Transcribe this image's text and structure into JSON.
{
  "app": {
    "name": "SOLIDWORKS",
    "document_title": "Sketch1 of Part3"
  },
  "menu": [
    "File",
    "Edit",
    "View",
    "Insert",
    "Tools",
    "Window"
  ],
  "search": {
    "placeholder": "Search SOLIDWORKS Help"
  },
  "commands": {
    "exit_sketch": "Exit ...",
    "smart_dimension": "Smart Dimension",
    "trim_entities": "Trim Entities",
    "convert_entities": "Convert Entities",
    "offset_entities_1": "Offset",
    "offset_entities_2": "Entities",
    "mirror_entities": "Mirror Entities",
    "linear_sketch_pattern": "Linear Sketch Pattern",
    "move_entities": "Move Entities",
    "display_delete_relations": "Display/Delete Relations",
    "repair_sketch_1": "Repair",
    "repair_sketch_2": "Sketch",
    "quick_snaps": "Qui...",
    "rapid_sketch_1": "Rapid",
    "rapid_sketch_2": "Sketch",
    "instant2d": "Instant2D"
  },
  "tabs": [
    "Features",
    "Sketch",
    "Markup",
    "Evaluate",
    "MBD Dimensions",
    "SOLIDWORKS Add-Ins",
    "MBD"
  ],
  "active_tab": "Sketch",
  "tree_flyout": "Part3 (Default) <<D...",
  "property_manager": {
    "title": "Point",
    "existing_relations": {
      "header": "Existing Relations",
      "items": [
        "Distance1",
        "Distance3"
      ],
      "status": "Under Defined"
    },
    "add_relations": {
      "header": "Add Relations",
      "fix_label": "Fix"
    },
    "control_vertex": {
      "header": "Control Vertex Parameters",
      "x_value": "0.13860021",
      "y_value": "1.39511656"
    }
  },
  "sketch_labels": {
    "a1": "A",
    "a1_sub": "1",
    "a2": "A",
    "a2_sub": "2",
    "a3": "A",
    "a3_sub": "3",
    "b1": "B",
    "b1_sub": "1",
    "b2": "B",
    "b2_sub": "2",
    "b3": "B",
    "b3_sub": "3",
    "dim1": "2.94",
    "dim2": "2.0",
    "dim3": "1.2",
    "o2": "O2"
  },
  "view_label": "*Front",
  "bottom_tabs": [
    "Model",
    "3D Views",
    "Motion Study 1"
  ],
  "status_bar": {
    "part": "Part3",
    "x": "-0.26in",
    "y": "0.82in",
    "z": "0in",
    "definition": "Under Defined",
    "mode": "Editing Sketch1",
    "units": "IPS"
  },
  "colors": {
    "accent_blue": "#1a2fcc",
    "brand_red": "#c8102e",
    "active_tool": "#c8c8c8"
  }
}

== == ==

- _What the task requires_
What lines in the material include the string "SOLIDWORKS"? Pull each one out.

- _Response area_
    "name": "SOLIDWORKS",
    "placeholder": "Search SOLIDWORKS Help"
    "SOLIDWORKS Add-Ins",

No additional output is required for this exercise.